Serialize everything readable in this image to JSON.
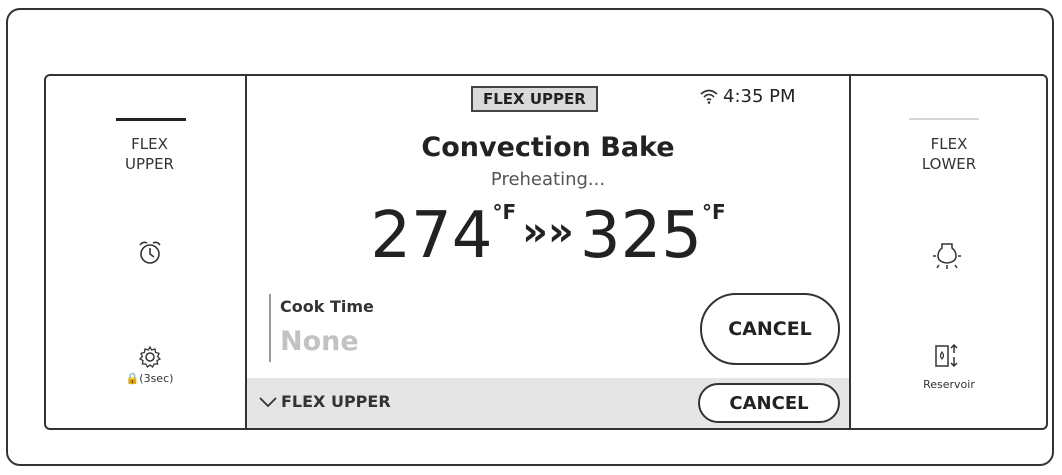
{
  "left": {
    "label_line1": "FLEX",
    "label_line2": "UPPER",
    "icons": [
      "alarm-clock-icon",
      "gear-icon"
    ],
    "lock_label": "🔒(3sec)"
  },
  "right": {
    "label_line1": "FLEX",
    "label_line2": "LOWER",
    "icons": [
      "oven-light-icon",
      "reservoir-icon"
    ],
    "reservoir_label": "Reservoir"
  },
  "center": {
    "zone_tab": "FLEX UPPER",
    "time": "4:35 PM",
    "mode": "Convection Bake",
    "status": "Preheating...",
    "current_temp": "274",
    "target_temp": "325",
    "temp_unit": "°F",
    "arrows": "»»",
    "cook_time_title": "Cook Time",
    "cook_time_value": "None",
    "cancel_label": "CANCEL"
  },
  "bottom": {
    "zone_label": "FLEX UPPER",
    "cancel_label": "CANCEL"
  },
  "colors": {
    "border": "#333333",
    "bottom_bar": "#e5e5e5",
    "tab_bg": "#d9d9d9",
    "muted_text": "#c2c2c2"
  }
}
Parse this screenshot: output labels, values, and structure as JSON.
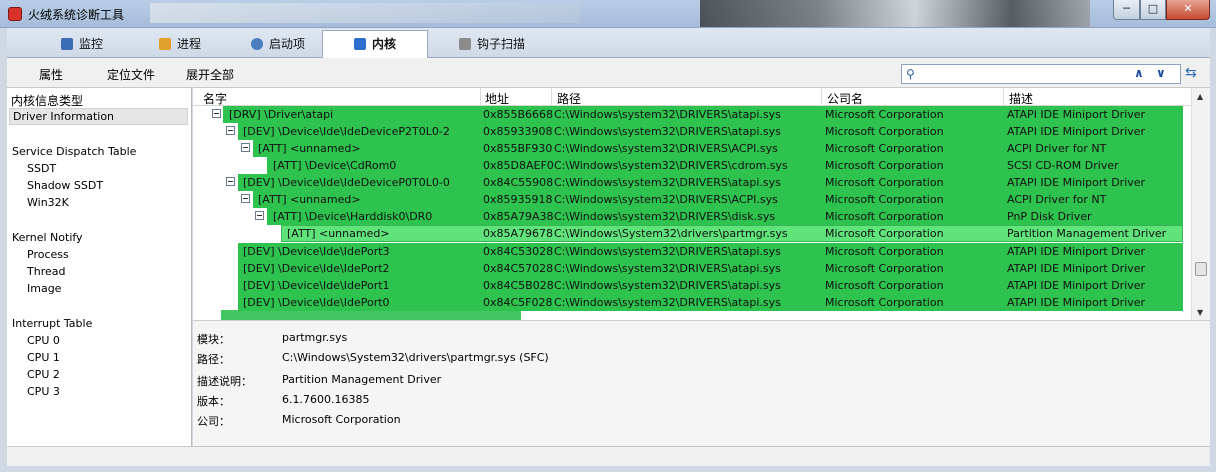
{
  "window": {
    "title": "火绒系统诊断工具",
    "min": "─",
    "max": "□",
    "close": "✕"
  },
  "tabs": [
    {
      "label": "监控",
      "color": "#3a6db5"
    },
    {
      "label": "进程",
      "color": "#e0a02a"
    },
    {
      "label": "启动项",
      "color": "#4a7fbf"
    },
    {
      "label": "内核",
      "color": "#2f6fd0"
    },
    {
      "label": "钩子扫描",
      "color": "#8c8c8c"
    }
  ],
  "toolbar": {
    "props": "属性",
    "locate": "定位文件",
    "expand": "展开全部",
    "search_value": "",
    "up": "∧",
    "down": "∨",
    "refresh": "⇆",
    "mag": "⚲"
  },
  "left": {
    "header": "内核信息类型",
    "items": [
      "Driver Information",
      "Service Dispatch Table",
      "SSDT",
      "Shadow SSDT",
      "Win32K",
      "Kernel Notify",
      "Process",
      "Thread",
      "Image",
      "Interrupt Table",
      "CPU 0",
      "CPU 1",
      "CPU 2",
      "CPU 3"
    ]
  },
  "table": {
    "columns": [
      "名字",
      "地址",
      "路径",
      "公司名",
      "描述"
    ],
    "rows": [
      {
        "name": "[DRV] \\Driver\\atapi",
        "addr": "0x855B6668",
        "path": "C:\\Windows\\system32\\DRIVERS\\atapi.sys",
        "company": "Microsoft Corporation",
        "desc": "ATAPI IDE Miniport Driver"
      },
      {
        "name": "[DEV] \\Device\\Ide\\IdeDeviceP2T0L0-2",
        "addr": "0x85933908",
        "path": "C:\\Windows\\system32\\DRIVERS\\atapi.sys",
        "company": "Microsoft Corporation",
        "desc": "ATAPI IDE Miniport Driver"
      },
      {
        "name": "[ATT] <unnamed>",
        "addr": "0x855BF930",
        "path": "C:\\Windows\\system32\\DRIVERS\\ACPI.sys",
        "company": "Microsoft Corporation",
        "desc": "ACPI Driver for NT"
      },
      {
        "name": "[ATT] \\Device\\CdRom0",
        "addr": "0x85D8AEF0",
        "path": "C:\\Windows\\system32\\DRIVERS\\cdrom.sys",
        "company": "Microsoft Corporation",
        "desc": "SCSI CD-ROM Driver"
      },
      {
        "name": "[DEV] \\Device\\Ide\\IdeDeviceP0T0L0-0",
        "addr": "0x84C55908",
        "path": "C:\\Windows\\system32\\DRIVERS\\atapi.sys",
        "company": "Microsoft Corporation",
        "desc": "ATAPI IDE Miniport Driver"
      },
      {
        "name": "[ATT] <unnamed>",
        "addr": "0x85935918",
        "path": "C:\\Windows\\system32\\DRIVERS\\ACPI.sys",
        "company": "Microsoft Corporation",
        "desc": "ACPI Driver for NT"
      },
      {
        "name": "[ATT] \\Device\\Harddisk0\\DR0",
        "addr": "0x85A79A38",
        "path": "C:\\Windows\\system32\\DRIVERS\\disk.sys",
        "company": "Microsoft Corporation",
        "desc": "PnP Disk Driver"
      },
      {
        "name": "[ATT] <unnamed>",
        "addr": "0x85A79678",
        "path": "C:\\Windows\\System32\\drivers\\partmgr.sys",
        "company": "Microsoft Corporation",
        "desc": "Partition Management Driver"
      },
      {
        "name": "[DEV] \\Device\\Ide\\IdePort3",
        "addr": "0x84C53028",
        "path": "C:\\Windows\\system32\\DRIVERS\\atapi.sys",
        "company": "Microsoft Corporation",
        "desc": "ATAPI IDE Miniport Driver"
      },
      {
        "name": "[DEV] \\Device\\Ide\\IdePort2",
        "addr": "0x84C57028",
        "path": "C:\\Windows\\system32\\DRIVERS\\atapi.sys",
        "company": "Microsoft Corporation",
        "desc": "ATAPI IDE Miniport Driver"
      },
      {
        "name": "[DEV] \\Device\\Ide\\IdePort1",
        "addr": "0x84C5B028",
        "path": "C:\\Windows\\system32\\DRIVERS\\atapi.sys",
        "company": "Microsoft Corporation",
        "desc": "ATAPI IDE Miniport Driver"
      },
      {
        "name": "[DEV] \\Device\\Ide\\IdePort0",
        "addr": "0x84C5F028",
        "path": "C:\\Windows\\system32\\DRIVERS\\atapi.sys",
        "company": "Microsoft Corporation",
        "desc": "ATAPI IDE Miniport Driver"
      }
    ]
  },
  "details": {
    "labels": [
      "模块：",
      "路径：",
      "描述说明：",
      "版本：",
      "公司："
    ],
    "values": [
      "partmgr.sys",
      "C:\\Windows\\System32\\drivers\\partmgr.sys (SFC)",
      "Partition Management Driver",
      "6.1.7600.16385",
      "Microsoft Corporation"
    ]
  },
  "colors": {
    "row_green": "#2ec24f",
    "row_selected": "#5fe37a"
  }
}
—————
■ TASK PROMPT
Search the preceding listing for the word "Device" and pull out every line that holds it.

■ RESULT OF THE EXERCISE
        "name": "[DEV] \\Device\\Ide\\IdeDeviceP2T0L0-2",
        "name": "[ATT] \\Device\\CdRom0",
        "name": "[DEV] \\Device\\Ide\\IdeDeviceP0T0L0-0",
        "name": "[ATT] \\Device\\Harddisk0\\DR0",
        "name": "[DEV] \\Device\\Ide\\IdePort3",
        "name": "[DEV] \\Device\\Ide\\IdePort2",
        "name": "[DEV] \\Device\\Ide\\IdePort1",
        "name": "[DEV] \\Device\\Ide\\IdePort0",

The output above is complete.